ORDER PRIORITY: The ATS periodically holds auctions (multiple times per second) designed to seek an optimal matching between buyers and sellers across all eligible orders. Each order's eligibility for participation is determined by its time-stamped receipt at one of the Operator's distributed PoPs (the Operator is commencing operation with a single PoP, in Equinix NY5). Executions, allocations, and per symbol clearing prices are determined using mathematical optimization techniques, maximizing Aggregate Price Improvement dollars across eligible orders in a given auction. See Part III Item 11 under the Distributed Point of Presence System and Auction Procedure headings for specific details.
EXECUTION INSTRUCTIONS: The ATS supports a set of execution instructions applicable to both of its Standard Order types (Limit Orders and Peg Orders) at the FIX layer. These execution instructions also apply to the Target Orders that are used in connection with Expressive Bidding. Subscribers may use these execution instructions on a per order basis, subject to system bounds established and imposed by the ATS itself as described in Part III Item 8. The following execution instructions are available:
1) Price Limit (minimum price verification on a per-share basis);
2) Maximum number of shares;
3) Minimum number of shares (available on orders for at least 100 shares);
4) Time-in-force: Day, Immediate or Cancel, Fill or Kill, Good 'Til Date (with an expire time not to exceed the end of the current trading session);
These message-layer constraints cannot be overridden by Expressive Bidding and Bidder Logic.
ORDER CANCELLATION, MODIFICATION, AND REPLACEMENT: the ATS does not support modification of resting orders, but Subscribers can cancel and replace orders with either a single cancel-replace request or two separate cancellation and new order entry requests.

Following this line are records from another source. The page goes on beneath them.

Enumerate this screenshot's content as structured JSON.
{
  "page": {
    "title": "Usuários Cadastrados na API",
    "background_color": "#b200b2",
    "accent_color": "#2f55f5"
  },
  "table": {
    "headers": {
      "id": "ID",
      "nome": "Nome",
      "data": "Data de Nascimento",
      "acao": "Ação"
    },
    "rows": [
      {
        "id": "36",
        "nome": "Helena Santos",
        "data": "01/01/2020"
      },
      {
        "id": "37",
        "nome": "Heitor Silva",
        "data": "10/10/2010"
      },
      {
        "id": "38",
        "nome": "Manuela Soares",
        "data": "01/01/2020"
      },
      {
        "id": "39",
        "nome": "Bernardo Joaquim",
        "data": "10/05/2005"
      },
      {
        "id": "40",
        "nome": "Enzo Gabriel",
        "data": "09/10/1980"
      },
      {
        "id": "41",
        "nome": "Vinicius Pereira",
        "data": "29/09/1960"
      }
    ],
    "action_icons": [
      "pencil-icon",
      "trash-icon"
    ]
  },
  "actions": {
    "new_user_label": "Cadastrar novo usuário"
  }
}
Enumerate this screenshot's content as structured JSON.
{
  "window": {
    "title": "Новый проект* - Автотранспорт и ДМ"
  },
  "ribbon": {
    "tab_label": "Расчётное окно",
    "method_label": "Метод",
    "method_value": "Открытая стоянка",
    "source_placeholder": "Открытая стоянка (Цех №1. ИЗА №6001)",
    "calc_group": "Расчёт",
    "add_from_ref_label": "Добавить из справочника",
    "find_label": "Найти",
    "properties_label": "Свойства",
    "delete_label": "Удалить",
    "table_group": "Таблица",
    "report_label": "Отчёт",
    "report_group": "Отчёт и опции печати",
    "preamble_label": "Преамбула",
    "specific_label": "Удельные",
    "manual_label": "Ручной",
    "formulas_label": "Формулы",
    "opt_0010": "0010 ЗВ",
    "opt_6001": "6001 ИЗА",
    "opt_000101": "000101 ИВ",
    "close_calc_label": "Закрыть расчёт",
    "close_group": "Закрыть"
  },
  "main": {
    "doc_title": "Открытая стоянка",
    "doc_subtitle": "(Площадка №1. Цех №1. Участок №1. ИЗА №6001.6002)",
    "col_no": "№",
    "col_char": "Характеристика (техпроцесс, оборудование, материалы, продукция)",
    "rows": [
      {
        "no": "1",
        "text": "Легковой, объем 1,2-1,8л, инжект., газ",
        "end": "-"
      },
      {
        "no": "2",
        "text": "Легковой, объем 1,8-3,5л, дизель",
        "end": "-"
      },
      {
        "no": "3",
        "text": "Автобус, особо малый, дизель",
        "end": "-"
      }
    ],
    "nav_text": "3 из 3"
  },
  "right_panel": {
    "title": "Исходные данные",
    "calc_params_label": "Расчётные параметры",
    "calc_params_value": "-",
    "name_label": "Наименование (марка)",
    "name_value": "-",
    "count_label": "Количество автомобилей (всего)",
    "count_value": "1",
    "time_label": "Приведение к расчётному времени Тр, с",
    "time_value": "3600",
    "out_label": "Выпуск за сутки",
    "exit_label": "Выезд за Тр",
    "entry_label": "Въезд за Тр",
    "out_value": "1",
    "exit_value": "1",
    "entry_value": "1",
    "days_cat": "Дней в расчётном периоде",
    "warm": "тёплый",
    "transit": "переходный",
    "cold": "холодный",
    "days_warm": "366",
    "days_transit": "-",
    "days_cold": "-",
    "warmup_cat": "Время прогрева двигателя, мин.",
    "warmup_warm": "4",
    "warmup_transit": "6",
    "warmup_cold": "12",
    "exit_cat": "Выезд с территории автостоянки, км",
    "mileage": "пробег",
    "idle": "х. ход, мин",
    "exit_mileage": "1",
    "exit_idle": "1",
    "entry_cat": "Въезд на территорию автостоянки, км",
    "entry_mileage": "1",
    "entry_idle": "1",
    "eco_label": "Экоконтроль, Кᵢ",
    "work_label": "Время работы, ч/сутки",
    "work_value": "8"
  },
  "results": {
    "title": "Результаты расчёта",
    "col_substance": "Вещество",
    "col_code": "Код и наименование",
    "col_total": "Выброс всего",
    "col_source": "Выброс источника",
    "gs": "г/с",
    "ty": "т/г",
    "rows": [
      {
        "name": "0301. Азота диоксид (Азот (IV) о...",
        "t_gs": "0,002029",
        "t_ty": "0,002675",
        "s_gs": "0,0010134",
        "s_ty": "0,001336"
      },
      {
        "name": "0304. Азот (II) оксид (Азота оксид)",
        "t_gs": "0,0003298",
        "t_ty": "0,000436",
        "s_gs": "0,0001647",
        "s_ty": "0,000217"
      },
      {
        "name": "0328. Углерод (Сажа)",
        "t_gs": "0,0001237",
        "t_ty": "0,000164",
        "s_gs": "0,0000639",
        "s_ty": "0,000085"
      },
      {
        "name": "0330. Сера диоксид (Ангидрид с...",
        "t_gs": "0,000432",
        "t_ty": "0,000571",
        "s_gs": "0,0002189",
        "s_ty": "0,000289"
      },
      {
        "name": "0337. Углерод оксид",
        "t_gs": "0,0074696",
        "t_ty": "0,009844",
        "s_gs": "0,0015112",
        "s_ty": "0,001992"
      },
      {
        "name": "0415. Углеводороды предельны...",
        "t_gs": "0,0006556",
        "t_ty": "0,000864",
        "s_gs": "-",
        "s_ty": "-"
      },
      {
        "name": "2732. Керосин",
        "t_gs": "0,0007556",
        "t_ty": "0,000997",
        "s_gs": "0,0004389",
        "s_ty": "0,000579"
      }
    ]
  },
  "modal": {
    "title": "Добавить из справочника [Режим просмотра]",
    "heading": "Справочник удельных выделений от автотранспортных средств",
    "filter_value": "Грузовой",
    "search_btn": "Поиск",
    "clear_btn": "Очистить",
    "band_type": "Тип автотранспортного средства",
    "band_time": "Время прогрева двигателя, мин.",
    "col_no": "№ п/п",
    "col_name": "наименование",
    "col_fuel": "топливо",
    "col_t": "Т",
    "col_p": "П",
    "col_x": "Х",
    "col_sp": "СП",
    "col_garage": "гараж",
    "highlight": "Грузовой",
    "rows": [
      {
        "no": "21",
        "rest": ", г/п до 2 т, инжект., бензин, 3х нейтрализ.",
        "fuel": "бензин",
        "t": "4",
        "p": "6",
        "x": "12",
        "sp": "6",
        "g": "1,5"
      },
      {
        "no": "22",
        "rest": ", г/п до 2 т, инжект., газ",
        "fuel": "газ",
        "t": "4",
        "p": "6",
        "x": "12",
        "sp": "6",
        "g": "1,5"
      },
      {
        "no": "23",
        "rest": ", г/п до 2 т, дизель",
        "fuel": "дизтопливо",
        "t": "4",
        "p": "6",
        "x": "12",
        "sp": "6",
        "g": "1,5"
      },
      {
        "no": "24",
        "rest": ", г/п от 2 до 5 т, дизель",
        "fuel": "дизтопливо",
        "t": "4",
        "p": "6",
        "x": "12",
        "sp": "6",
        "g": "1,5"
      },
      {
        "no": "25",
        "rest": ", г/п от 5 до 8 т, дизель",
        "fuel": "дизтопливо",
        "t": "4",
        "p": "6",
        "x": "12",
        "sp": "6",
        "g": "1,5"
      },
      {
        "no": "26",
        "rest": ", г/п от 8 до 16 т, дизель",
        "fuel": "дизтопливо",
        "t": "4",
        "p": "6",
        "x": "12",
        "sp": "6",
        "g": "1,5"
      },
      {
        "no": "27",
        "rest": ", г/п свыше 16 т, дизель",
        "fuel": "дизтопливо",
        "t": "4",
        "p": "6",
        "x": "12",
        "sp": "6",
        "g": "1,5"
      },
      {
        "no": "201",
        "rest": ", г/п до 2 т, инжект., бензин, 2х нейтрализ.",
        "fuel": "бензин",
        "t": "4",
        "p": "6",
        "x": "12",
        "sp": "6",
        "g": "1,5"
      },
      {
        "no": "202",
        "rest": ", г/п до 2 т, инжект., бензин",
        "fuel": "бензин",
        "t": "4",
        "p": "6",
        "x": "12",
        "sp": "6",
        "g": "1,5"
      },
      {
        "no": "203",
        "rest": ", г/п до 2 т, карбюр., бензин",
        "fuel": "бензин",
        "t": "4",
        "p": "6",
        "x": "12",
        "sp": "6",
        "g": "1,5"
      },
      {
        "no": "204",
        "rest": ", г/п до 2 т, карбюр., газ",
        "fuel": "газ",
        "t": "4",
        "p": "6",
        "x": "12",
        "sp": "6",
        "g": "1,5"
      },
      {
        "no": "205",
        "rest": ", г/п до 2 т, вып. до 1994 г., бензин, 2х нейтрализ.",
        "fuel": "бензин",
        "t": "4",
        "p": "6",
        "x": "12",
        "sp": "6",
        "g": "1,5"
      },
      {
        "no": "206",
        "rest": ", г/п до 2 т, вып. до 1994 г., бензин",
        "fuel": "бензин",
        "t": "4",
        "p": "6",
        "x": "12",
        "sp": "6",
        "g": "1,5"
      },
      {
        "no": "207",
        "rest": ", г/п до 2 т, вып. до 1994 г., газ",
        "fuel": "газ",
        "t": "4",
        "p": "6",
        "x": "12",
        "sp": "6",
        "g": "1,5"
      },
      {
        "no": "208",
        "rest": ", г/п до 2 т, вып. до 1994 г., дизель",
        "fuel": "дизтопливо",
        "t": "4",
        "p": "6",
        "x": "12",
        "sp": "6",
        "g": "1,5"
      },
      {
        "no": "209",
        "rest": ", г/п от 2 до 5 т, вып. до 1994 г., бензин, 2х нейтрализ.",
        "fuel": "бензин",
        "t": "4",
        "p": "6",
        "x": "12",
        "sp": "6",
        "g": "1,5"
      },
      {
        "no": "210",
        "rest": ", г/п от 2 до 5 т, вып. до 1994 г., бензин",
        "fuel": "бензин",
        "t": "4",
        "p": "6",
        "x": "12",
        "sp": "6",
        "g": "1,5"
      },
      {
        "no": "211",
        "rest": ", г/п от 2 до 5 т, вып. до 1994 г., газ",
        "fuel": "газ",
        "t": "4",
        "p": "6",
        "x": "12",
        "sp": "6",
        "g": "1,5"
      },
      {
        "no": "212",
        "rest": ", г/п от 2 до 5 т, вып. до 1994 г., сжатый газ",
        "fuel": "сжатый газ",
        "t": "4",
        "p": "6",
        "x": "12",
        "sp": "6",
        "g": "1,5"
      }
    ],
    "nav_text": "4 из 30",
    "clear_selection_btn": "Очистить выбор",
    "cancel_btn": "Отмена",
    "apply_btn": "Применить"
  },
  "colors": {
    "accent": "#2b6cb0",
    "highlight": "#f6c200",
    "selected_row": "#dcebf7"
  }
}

Order entry and cancellation requests are processed as described in Part III Item 11(c).
ROUTING: The ATS does not route orders to other trading centers.
The ATS does not support any order types designed not to remove liquidity, as the ATS does not distinguish between providing and removing liquidity.